  • Alvaro

    Nice project, cheesy name.

  • AB

    I can still see it.

  • Rizwan Ahmed

    Looks like a cyber disco house at night!

  • little gramma

    Amazing! Beautiful!

  • Fosterito

    All photos courtesy of the invisible man?

    • PokaDot Dreams

      The photoshop man. Me.

  • fire_foe

    So this is where Daft Punk resides! LASER!

  • Pabeda

    Beautiful cabin, especially by the daylight, which makes the project quite sophisticated.

  • Nikolas

    Simple vernacular desert cabin transfer into something. Can someone tell me if the desert needs something like that to reveal its beauty? Yes I can still see it. After a week who is going to clean (every day) the mirrors to look so shiny and reflecting?

  • Sebastián Corral

    This is art, not architecture nor design. Is it pretty? Who knows. Is it interesting? Hmm. Doesn’t it only disappear where the sun isn’t hitting? Won’t it blind people?

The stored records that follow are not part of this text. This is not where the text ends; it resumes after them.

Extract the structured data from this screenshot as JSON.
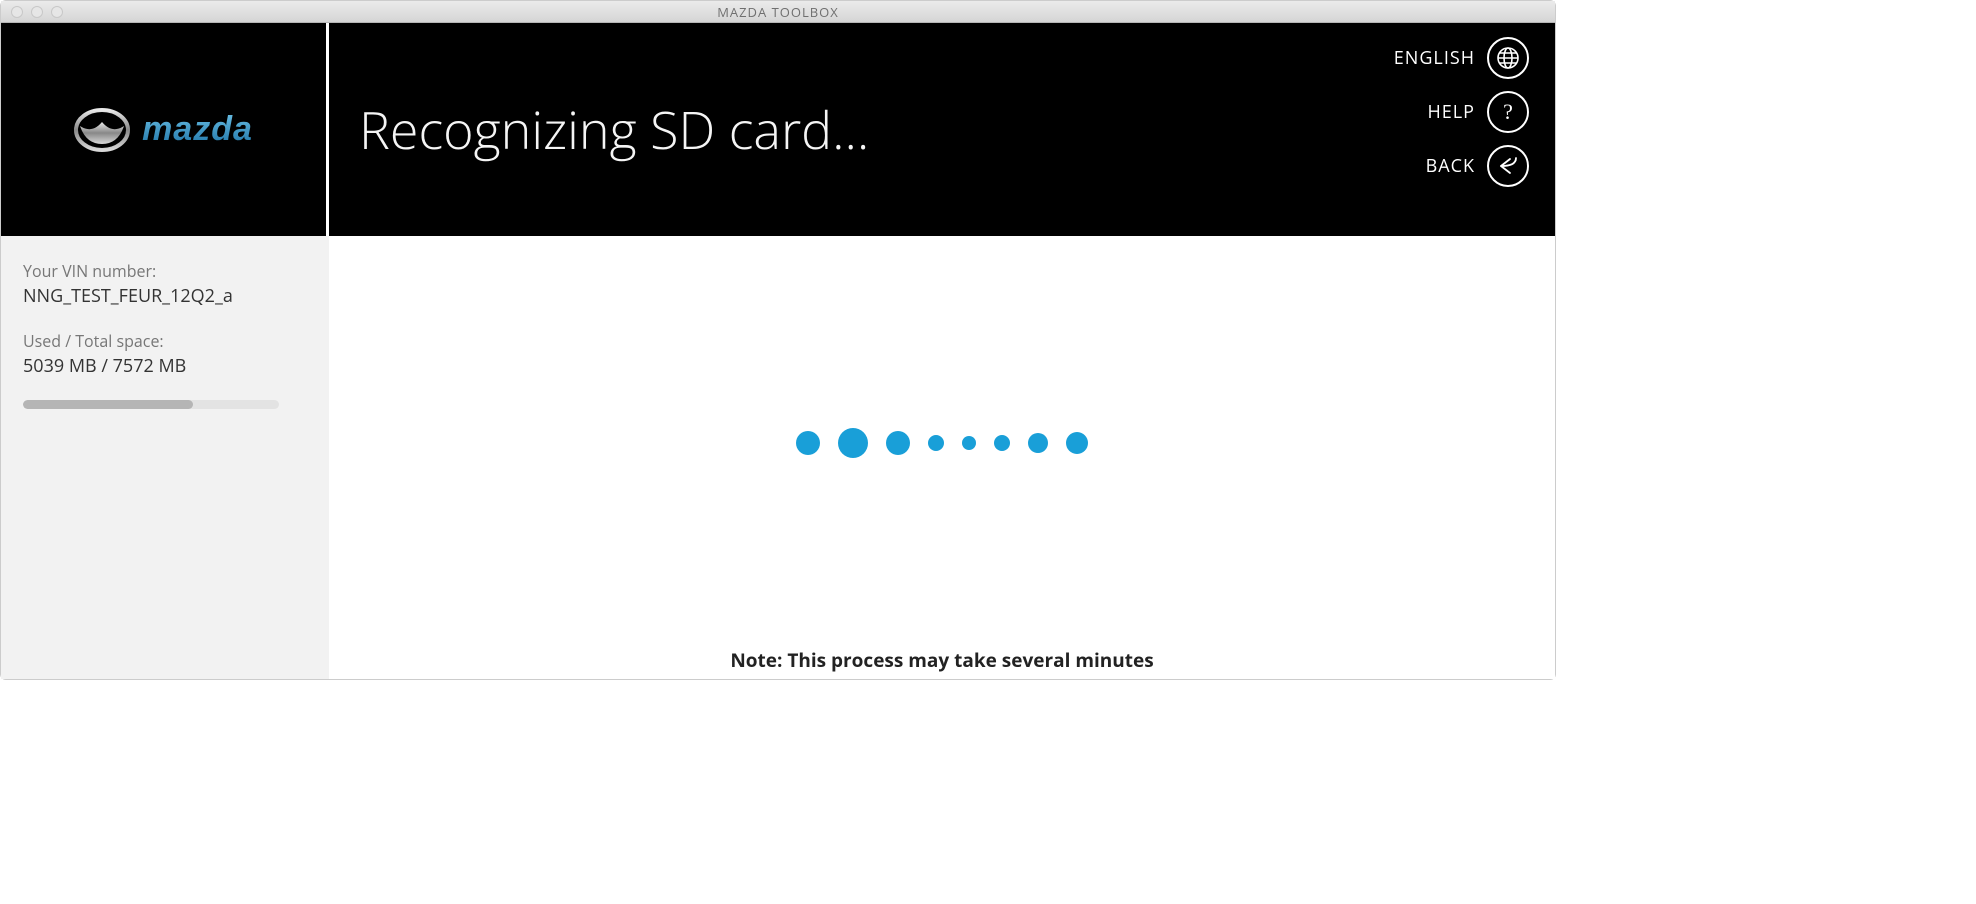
{
  "window": {
    "title": "MAZDA TOOLBOX"
  },
  "brand": {
    "name": "mazda"
  },
  "sidebar": {
    "vin_label": "Your VIN number:",
    "vin_value": "NNG_TEST_FEUR_12Q2_a",
    "space_label": "Used / Total space:",
    "space_value": "5039 MB / 7572 MB",
    "used_percent": 66.5
  },
  "header": {
    "title": "Recognizing SD card...",
    "buttons": {
      "language": "ENGLISH",
      "help": "HELP",
      "back": "BACK"
    }
  },
  "main": {
    "note": "Note: This process may take several minutes",
    "loader_color": "#199fd8",
    "dot_sizes": [
      24,
      30,
      24,
      16,
      14,
      16,
      20,
      22
    ]
  }
}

    Why do you need an invisible cabin during the day and then a cabin that looks like a strip club during the night? Not the kind of project I care to look twice at.

  • Z-Dog

    This project reminds me of the wonderful Mimetic House by Dominic Stevens in Ireland:

    http://www.mimoa.eu/projects/Ireland/Dromahair/Mimetic_House

    In this case, the project really is an externally facing artwork – a house that disappears during the day and reemerges as an alien type structure during the night.

    Dominic Steven’s house was less an artwork and more a residence that would blend into the environment. The house was also extremely considered from the internal environment as well.

  • Greenkayak

    It is beautiful, but very much a bird-killer.

  • lior

    Beyond geniuses – simply superb!